Data for this task:
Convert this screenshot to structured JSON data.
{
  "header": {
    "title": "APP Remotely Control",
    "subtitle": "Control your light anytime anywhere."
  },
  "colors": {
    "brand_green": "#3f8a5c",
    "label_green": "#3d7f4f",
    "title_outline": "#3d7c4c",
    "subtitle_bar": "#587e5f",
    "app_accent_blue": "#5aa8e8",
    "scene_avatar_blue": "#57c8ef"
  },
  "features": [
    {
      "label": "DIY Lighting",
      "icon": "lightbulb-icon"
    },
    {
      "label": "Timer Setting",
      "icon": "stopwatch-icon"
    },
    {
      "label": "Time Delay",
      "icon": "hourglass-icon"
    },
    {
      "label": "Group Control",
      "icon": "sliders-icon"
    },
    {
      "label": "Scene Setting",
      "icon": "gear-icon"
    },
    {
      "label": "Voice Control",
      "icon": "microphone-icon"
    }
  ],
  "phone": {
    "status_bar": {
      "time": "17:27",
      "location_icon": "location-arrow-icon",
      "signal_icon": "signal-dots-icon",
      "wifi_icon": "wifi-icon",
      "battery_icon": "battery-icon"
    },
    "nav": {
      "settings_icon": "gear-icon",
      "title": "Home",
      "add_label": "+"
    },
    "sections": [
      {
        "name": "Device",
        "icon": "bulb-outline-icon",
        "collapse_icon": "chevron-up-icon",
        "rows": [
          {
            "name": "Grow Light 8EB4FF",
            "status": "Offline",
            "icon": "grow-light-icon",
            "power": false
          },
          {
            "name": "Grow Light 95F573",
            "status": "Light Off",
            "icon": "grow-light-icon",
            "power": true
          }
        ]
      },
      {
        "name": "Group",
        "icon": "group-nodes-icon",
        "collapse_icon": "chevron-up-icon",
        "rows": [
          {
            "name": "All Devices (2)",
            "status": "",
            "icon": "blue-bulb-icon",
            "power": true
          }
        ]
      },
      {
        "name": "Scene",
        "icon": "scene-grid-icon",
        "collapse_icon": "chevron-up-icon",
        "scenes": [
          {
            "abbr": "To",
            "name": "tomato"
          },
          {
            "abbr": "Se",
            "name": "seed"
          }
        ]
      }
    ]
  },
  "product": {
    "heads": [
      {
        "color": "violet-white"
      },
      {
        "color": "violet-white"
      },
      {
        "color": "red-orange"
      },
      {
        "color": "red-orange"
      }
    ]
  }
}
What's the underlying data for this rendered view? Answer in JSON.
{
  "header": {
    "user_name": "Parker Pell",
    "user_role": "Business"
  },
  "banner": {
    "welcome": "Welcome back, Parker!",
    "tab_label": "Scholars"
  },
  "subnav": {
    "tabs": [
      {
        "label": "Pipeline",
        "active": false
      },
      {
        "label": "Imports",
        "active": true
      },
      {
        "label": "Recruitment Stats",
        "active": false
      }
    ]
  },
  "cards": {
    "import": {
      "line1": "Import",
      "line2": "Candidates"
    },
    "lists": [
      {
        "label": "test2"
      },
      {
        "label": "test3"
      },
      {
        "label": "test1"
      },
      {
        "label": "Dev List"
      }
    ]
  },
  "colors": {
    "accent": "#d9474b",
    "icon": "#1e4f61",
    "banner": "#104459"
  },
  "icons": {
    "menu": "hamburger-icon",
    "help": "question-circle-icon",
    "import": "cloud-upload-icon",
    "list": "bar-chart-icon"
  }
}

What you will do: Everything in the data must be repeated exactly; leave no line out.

Expected answer:
Convert this screenshot to structured JSON data.
{
  "header": {
    "title": "APP Remotely Control",
    "subtitle": "Control your light anytime anywhere."
  },
  "colors": {
    "brand_green": "#3f8a5c",
    "label_green": "#3d7f4f",
    "title_outline": "#3d7c4c",
    "subtitle_bar": "#587e5f",
    "app_accent_blue": "#5aa8e8",
    "scene_avatar_blue": "#57c8ef"
  },
  "features": [
    {
      "label": "DIY Lighting",
      "icon": "lightbulb-icon"
    },
    {
      "label": "Timer Setting",
      "icon": "stopwatch-icon"
    },
    {
      "label": "Time Delay",
      "icon": "hourglass-icon"
    },
    {
      "label": "Group Control",
      "icon": "sliders-icon"
    },
    {
      "label": "Scene Setting",
      "icon": "gear-icon"
    },
    {
      "label": "Voice Control",
      "icon": "microphone-icon"
    }
  ],
  "phone": {
    "status_bar": {
      "time": "17:27",
      "location_icon": "location-arrow-icon",
      "signal_icon": "signal-dots-icon",
      "wifi_icon": "wifi-icon",
      "battery_icon": "battery-icon"
    },
    "nav": {
      "settings_icon": "gear-icon",
      "title": "Home",
      "add_label": "+"
    },
    "sections": [
      {
        "name": "Device",
        "icon": "bulb-outline-icon",
        "collapse_icon": "chevron-up-icon",
        "rows": [
          {
            "name": "Grow Light 8EB4FF",
            "status": "Offline",
            "icon": "grow-light-icon",
            "power": false
          },
          {
            "name": "Grow Light 95F573",
            "status": "Light Off",
            "icon": "grow-light-icon",
            "power": true
          }
        ]
      },
      {
        "name": "Group",
        "icon": "group-nodes-icon",
        "collapse_icon": "chevron-up-icon",
        "rows": [
          {
            "name": "All Devices (2)",
            "status": "",
            "icon": "blue-bulb-icon",
            "power": true
          }
        ]
      },
      {
        "name": "Scene",
        "icon": "scene-grid-icon",
        "collapse_icon": "chevron-up-icon",
        "scenes": [
          {
            "abbr": "To",
            "name": "tomato"
          },
          {
            "abbr": "Se",
            "name": "seed"
          }
        ]
      }
    ]
  },
  "product": {
    "heads": [
      {
        "color": "violet-white"
      },
      {
        "color": "violet-white"
      },
      {
        "color": "red-orange"
      },
      {
        "color": "red-orange"
      }
    ]
  }
}
What's the underlying data for this rendered view? Answer in JSON.
{
  "header": {
    "user_name": "Parker Pell",
    "user_role": "Business"
  },
  "banner": {
    "welcome": "Welcome back, Parker!",
    "tab_label": "Scholars"
  },
  "subnav": {
    "tabs": [
      {
        "label": "Pipeline",
        "active": false
      },
      {
        "label": "Imports",
        "active": true
      },
      {
        "label": "Recruitment Stats",
        "active": false
      }
    ]
  },
  "cards": {
    "import": {
      "line1": "Import",
      "line2": "Candidates"
    },
    "lists": [
      {
        "label": "test2"
      },
      {
        "label": "test3"
      },
      {
        "label": "test1"
      },
      {
        "label": "Dev List"
      }
    ]
  },
  "colors": {
    "accent": "#d9474b",
    "icon": "#1e4f61",
    "banner": "#104459"
  },
  "icons": {
    "menu": "hamburger-icon",
    "help": "question-circle-icon",
    "import": "cloud-upload-icon",
    "list": "bar-chart-icon"
  }
}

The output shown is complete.